## Extracted material
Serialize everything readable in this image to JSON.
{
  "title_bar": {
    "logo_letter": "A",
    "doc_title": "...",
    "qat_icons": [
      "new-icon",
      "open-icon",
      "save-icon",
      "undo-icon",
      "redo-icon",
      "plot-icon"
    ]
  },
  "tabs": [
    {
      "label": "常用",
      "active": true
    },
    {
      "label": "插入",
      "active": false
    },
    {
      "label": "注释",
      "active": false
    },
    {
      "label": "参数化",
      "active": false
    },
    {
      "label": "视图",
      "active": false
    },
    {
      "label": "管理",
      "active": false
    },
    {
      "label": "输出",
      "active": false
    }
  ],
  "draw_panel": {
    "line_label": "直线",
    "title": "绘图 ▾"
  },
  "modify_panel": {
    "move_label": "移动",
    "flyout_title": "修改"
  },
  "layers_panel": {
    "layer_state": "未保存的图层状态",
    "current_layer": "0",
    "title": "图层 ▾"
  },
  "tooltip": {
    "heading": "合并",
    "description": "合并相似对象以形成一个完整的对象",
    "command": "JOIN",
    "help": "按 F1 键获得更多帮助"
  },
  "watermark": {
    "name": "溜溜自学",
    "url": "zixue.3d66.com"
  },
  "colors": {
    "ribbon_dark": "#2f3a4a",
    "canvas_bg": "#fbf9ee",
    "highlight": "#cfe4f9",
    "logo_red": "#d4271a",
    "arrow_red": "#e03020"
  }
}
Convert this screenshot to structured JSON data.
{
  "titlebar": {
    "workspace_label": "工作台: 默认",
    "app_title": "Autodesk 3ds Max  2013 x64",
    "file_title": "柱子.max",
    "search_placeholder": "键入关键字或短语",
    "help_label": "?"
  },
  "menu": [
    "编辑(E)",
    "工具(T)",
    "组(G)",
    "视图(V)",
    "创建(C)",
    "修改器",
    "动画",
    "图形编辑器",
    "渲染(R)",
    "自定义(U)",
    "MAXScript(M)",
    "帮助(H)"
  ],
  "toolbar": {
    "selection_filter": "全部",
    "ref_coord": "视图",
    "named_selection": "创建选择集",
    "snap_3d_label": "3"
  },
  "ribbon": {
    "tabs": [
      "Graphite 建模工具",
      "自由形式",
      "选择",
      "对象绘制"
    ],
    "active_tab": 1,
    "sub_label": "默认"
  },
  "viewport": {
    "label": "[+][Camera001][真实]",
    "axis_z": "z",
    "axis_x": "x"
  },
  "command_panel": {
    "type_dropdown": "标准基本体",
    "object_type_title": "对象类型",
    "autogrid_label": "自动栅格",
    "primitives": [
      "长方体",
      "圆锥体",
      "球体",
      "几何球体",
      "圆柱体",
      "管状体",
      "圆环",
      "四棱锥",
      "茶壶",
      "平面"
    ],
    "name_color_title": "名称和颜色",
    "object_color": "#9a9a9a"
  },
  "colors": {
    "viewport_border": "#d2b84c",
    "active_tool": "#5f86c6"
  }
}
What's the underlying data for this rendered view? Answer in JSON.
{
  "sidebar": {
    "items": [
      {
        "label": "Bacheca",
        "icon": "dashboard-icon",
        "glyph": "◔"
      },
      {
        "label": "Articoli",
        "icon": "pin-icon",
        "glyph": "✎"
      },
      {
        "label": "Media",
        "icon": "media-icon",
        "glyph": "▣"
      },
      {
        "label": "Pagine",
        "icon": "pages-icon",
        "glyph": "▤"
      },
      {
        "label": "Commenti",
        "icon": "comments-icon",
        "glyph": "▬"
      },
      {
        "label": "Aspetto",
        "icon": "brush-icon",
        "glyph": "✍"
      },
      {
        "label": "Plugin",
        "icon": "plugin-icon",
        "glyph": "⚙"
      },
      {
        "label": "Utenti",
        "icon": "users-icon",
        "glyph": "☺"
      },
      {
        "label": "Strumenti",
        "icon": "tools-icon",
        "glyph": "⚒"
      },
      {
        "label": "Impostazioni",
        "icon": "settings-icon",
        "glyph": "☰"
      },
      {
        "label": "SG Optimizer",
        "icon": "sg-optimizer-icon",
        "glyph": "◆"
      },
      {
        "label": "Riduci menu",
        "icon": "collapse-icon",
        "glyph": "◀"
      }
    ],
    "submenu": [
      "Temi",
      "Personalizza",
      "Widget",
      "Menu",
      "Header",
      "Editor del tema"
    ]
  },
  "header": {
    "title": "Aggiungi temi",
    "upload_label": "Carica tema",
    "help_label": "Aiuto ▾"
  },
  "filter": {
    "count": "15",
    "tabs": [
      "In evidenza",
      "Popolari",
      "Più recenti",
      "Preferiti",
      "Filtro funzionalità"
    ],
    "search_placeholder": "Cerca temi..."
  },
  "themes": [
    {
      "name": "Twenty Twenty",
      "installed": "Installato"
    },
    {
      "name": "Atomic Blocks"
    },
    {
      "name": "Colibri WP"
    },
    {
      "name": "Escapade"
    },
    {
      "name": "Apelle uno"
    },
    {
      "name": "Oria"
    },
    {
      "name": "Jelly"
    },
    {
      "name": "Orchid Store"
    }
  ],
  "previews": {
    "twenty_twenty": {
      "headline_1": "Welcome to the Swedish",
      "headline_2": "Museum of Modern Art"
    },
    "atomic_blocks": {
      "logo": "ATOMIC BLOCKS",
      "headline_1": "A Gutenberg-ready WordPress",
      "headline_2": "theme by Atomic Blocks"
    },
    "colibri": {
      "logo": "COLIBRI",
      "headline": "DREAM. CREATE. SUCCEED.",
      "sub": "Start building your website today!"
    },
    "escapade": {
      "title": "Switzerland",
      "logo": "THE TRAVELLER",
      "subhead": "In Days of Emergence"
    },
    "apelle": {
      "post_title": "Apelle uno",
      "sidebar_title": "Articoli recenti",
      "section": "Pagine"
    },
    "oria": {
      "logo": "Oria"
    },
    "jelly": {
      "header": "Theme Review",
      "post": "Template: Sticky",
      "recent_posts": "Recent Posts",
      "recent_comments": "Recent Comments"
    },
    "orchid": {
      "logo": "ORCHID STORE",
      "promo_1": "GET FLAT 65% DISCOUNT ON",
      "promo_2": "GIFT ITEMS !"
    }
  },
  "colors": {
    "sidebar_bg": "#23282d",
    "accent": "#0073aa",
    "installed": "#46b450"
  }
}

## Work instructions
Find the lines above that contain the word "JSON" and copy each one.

## Your response
Serialize everything readable in this image to JSON.
Convert this screenshot to structured JSON data.
What's the underlying data for this rendered view? Answer in JSON.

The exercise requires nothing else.